- _PROBLEM TO SOLVE_
Exact copies of the lines from the line containing "Read all visible" through the last line of the entries below are the whole answer.

Records from a data collection
○ ○ ○ ○ ○ ○ ○

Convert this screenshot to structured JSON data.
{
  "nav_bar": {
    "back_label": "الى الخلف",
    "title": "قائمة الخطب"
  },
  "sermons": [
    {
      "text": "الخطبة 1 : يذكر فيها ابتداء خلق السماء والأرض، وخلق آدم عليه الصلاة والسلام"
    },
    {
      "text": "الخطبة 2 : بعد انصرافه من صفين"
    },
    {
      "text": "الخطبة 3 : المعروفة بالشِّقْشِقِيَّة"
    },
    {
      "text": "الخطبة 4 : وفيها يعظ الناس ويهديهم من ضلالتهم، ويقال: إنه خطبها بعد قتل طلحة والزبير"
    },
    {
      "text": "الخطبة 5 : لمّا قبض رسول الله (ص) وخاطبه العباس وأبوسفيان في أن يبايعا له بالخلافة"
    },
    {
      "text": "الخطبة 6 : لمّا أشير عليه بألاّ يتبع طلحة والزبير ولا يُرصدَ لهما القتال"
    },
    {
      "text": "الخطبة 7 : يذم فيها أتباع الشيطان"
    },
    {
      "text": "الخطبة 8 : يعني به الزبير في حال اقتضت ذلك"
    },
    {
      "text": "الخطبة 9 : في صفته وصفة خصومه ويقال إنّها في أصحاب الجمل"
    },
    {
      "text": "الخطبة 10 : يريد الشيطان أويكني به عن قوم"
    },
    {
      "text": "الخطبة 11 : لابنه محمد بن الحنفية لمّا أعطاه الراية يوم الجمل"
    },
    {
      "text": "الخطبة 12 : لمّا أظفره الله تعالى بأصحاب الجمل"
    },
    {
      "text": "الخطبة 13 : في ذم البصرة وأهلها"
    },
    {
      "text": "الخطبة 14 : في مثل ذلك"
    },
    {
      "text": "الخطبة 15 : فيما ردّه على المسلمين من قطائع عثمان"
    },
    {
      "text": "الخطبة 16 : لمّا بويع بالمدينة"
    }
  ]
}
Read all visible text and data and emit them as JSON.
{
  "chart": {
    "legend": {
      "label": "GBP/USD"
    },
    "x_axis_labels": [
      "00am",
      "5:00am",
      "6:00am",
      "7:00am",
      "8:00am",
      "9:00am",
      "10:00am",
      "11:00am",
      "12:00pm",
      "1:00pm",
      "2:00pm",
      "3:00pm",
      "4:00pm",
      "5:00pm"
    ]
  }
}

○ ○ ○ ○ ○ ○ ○

- _ANSWER SECTION_
Read all visible text and data and emit them as JSON.
{
  "chart": {
    "legend": {
      "label": "GBP/USD"
    },
    "x_axis_labels": [
      "00am",
      "5:00am",
      "6:00am",
      "7:00am",
      "8:00am",
      "9:00am",
      "10:00am",
      "11:00am",
      "12:00pm",
      "1:00pm",
      "2:00pm",
      "3:00pm",
      "4:00pm",
      "5:00pm"
    ]
  }
}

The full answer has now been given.